What you will do
Scan the entries below for the word "ssid". Copy out every line in which it occurs.

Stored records
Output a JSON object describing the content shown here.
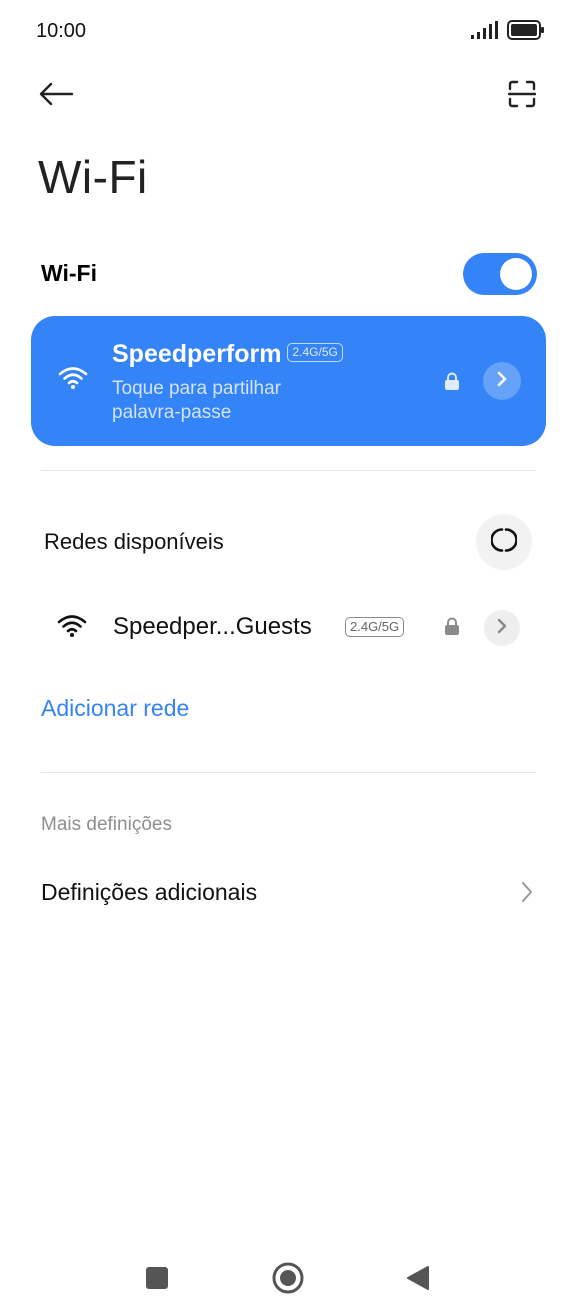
{
  "status_bar": {
    "time": "10:00",
    "signal_icon": "signal-bars-icon",
    "battery_icon": "battery-full-icon"
  },
  "top_bar": {
    "back_icon": "arrow-left-icon",
    "scan_icon": "qr-scan-icon"
  },
  "page": {
    "title": "Wi-Fi"
  },
  "wifi_toggle": {
    "label": "Wi-Fi",
    "state": "on",
    "accent_color": "#3483f7"
  },
  "connected_network": {
    "ssid": "Speedperform",
    "band": "2.4G/5G",
    "subtitle": "Toque para partilhar palavra-passe",
    "secured": true
  },
  "available_networks": {
    "heading": "Redes disponíveis",
    "refresh_icon": "refresh-icon",
    "items": [
      {
        "ssid": "Speedper...Guests",
        "band": "2.4G/5G",
        "secured": true
      }
    ],
    "add_network_label": "Adicionar rede"
  },
  "more_settings": {
    "section_label": "Mais definições",
    "additional_label": "Definições adicionais"
  },
  "nav_bar": {
    "recents_icon": "square-icon",
    "home_icon": "circle-home-icon",
    "back_icon": "triangle-back-icon"
  }
}
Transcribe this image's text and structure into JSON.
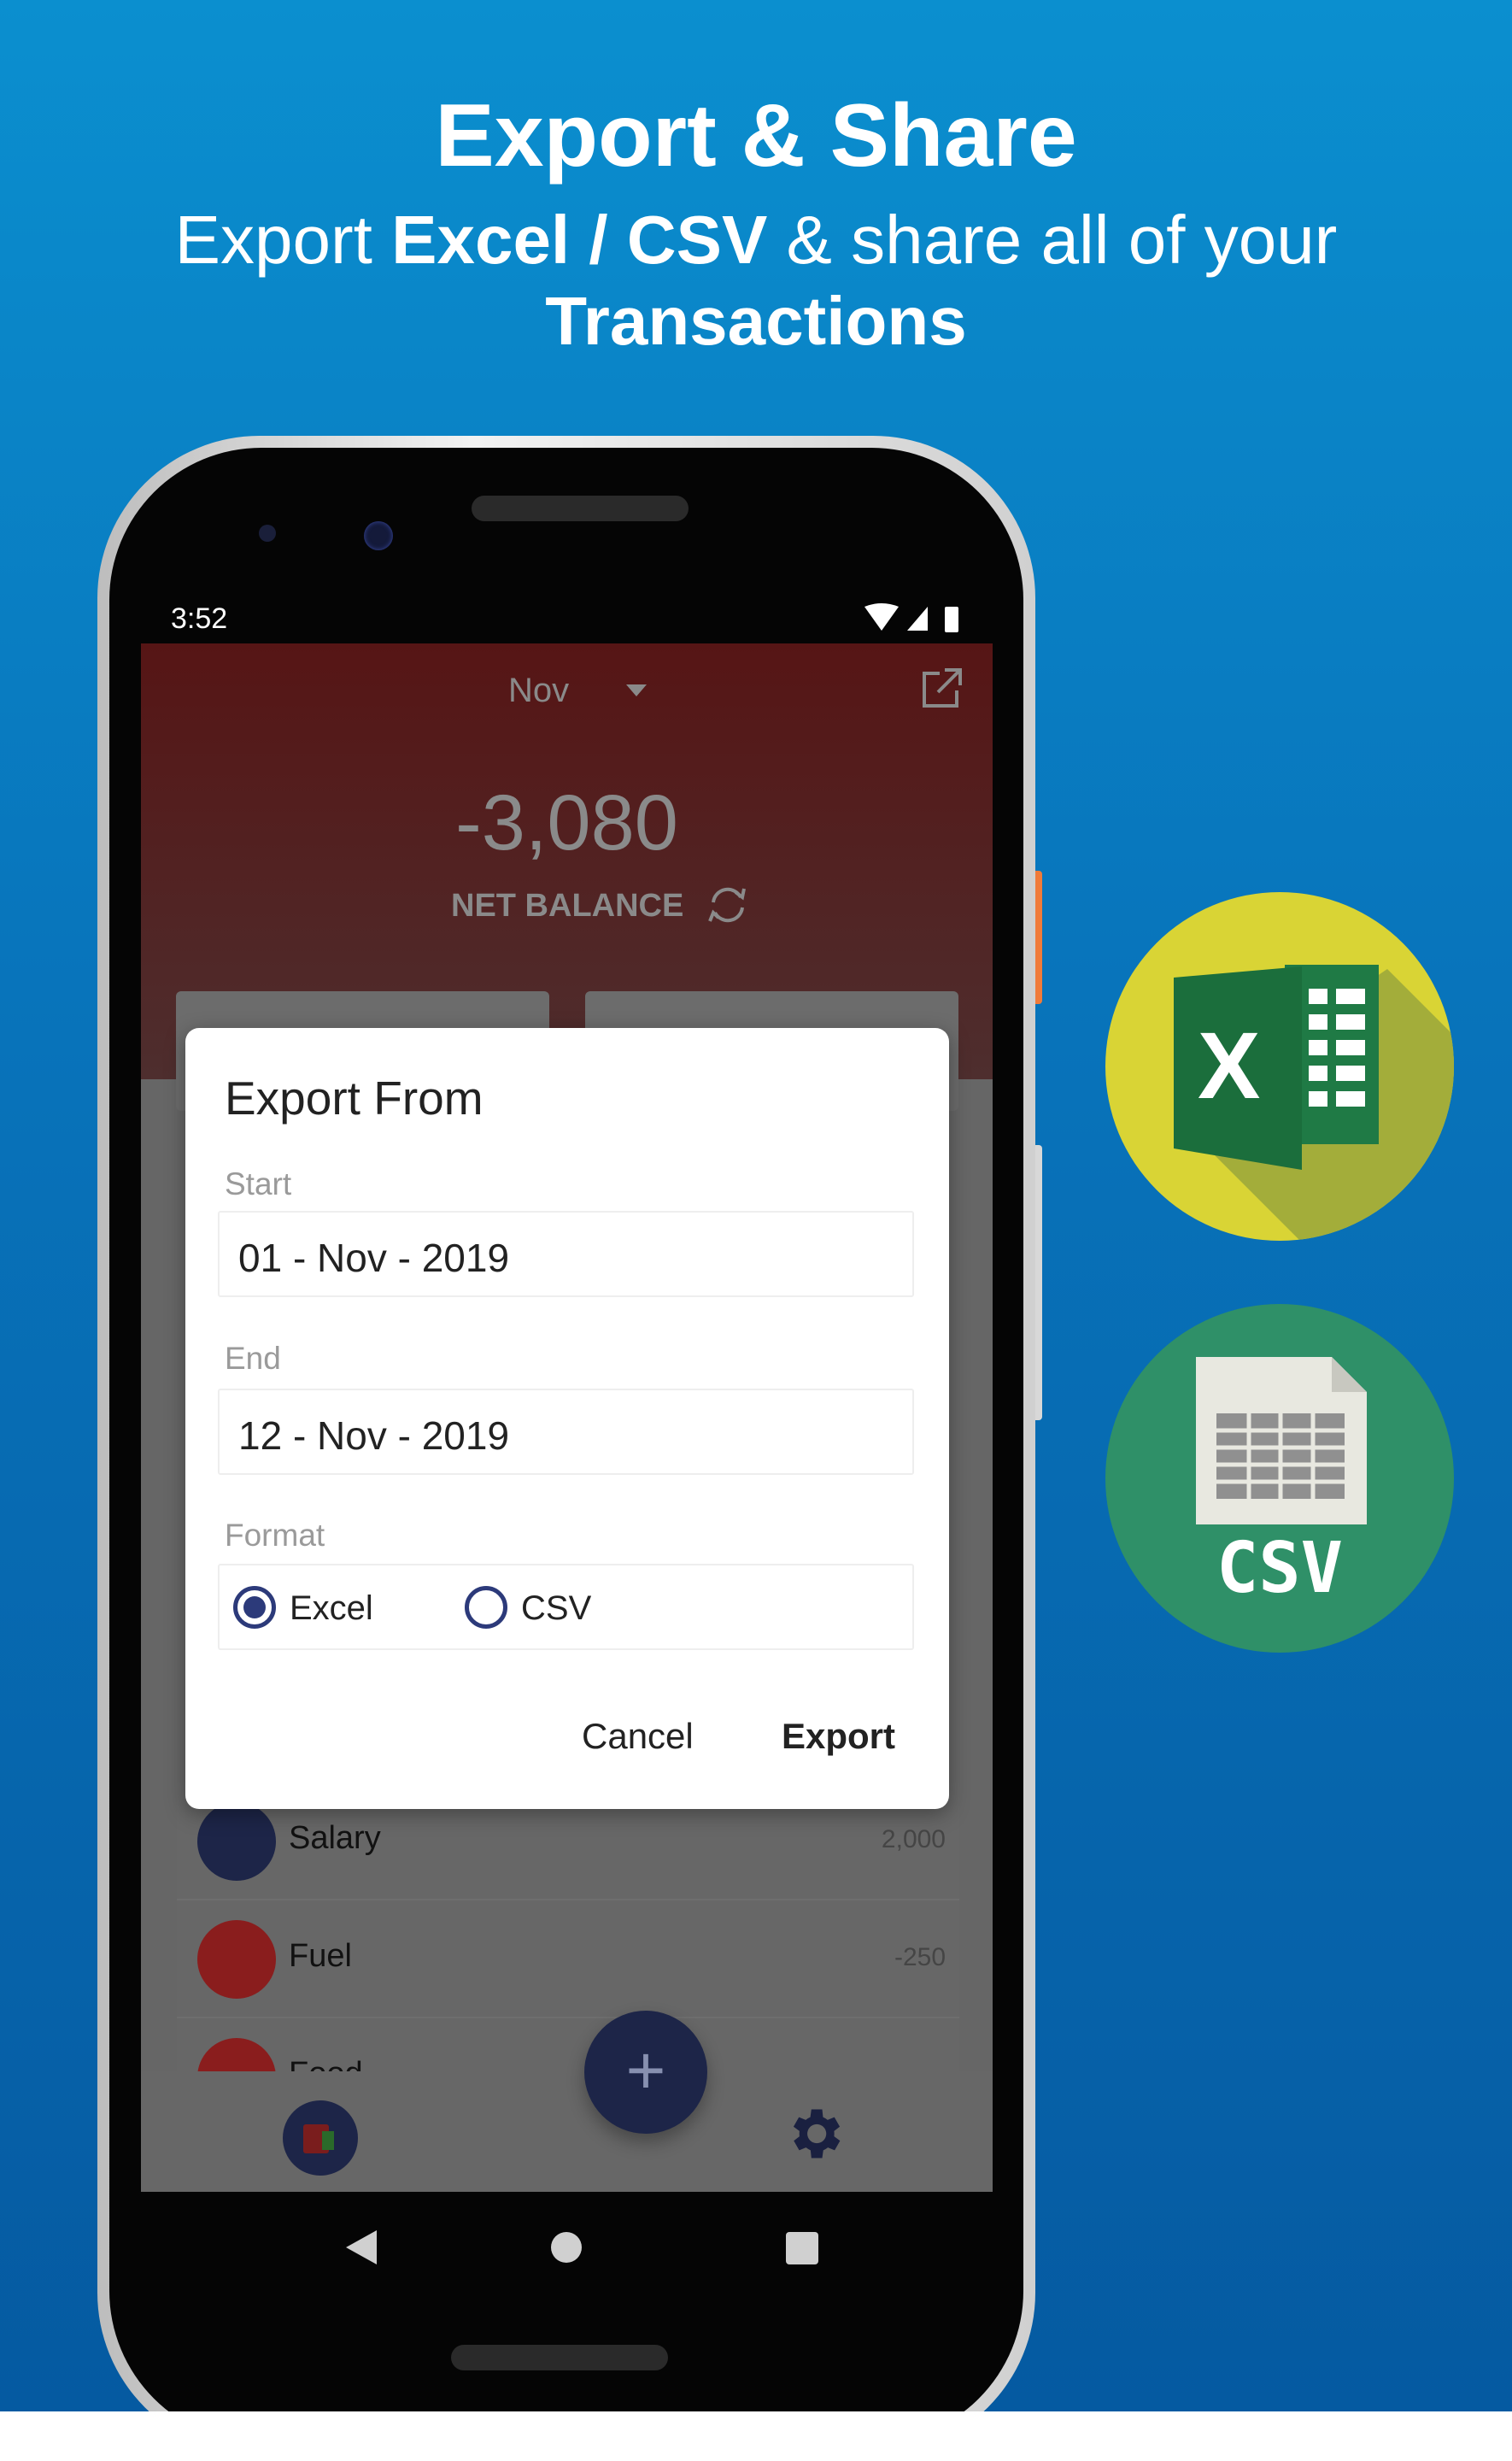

Completed task
    "ssid": "Speedperform",
        "ssid": "Speedper...Guests",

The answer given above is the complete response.